Exercise instructions: The required lines are those that contain "username"; pull them out of the data and copy them.
#####
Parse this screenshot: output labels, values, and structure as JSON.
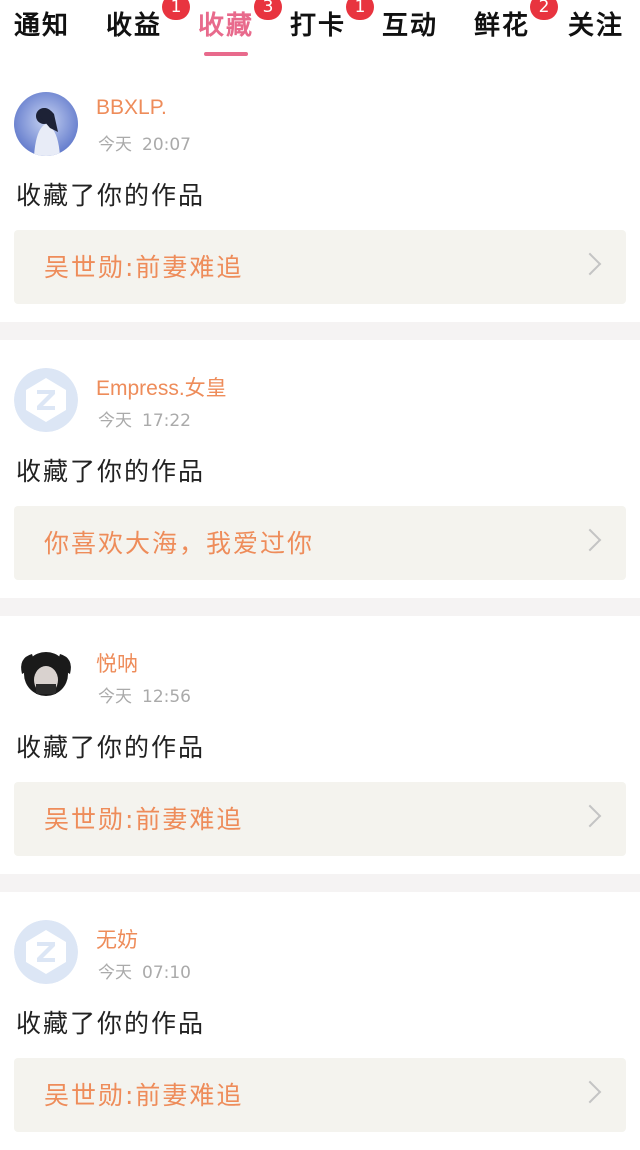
{
  "tabs": [
    {
      "label": "通知",
      "badge": ""
    },
    {
      "label": "收益",
      "badge": "1"
    },
    {
      "label": "收藏",
      "badge": "3",
      "active": true
    },
    {
      "label": "打卡",
      "badge": "1"
    },
    {
      "label": "互动",
      "badge": ""
    },
    {
      "label": "鲜花",
      "badge": "2"
    },
    {
      "label": "关注",
      "badge": ""
    }
  ],
  "items": [
    {
      "username": "BBXLP.",
      "day": "今天",
      "time": "20:07",
      "action": "收藏了你的作品",
      "work": "吴世勋:前妻难追",
      "avatar": "photo-blue"
    },
    {
      "username": "Empress.女皇",
      "day": "今天",
      "time": "17:22",
      "action": "收藏了你的作品",
      "work": "你喜欢大海，我爱过你",
      "avatar": "default-z"
    },
    {
      "username": "悦呐",
      "day": "今天",
      "time": "12:56",
      "action": "收藏了你的作品",
      "work": "吴世勋:前妻难追",
      "avatar": "photo-bw"
    },
    {
      "username": "无妨",
      "day": "今天",
      "time": "07:10",
      "action": "收藏了你的作品",
      "work": "吴世勋:前妻难追",
      "avatar": "default-z"
    }
  ],
  "colors": {
    "accent": "#e86a8c",
    "username": "#ee8c5a",
    "badge": "#e8343f",
    "card_bg": "#f4f3ee"
  }
}
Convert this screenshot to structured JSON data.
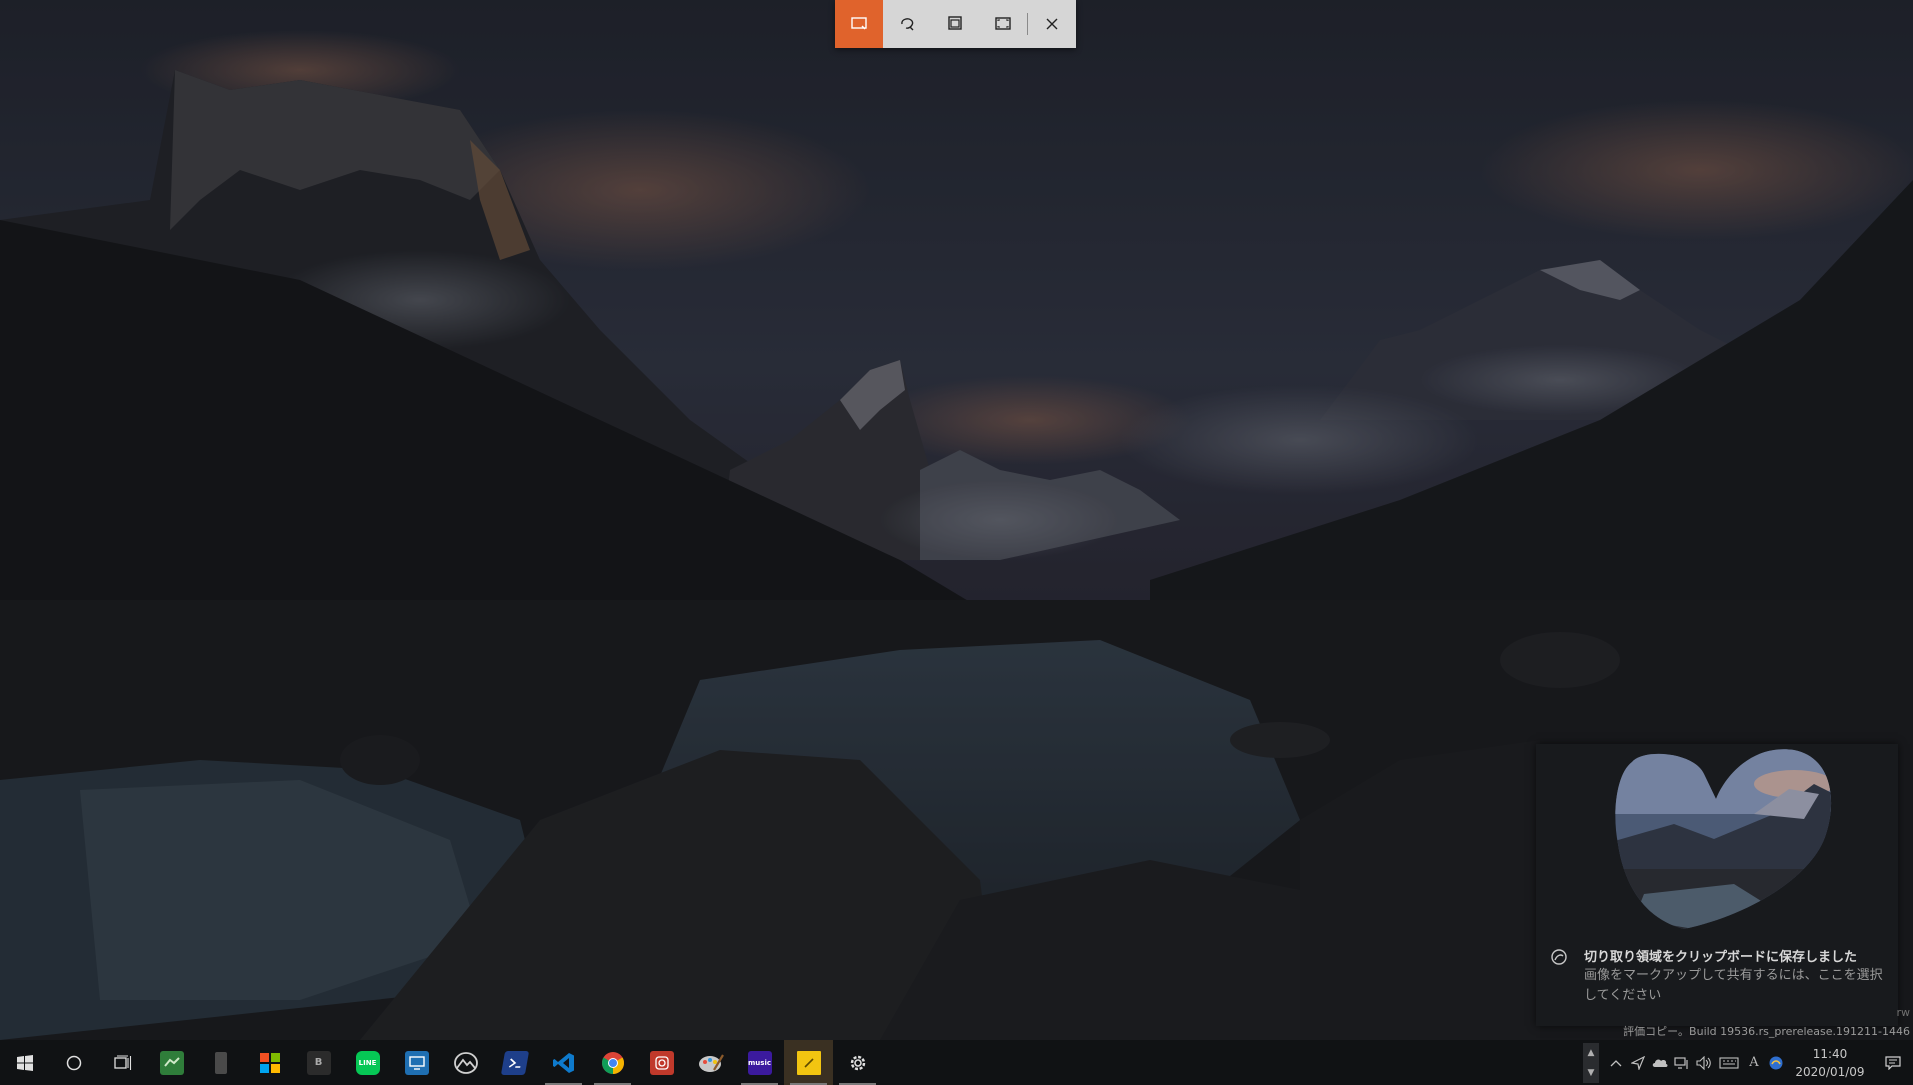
{
  "snip_toolbar": {
    "buttons": [
      {
        "name": "rectangular-snip-icon",
        "active": true
      },
      {
        "name": "freeform-snip-icon",
        "active": false
      },
      {
        "name": "window-snip-icon",
        "active": false
      },
      {
        "name": "fullscreen-snip-icon",
        "active": false
      }
    ],
    "close": {
      "name": "close-icon"
    },
    "accent": "#e0632c"
  },
  "toast": {
    "title": "切り取り領域をクリップボードに保存しました",
    "body": "画像をマークアップして共有するには、ここを選択してください"
  },
  "watermark": {
    "line1": "rw",
    "line2": "評価コピー。Build 19536.rs_prerelease.191211-1446"
  },
  "taskbar": {
    "apps": [
      {
        "name": "start-icon"
      },
      {
        "name": "search-circle-icon"
      },
      {
        "name": "task-view-icon"
      },
      {
        "name": "app-green-icon",
        "color": "#2f7d3a"
      },
      {
        "name": "app-phone-icon",
        "color": "#4a4a4a"
      },
      {
        "name": "microsoft-store-icon"
      },
      {
        "name": "app-b-icon",
        "label": "B",
        "color": "#2b2b2b"
      },
      {
        "name": "line-icon",
        "label": "LINE",
        "color": "#06c755"
      },
      {
        "name": "remote-desktop-icon",
        "color": "#1f6fb2"
      },
      {
        "name": "photos-icon"
      },
      {
        "name": "powershell-icon",
        "color": "#1e3f8a"
      },
      {
        "name": "vscode-icon",
        "color": "#0e7acc",
        "open": true
      },
      {
        "name": "chrome-icon",
        "open": true
      },
      {
        "name": "app-camera-icon",
        "color": "#c0392b"
      },
      {
        "name": "paint-icon"
      },
      {
        "name": "amazon-music-icon",
        "label": "music",
        "color": "#3b1a9e",
        "open": true
      },
      {
        "name": "sticky-notes-icon",
        "color": "#f2c511",
        "open": true,
        "highlight": true
      },
      {
        "name": "settings-icon",
        "open": true
      }
    ],
    "tray": {
      "icons": [
        "chevron-up-icon",
        "location-icon",
        "onedrive-icon",
        "network-icon",
        "volume-icon",
        "keyboard-icon",
        "ime-icon",
        "language-icon"
      ],
      "ime_label": "A",
      "time": "11:40",
      "date": "2020/01/09"
    }
  }
}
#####
Solution to this task:
      "username": "BBXLP.",
      "username": "Empress.女皇",
      "username": "悦呐",
      "username": "无妨",
    "username": "#ee8c5a",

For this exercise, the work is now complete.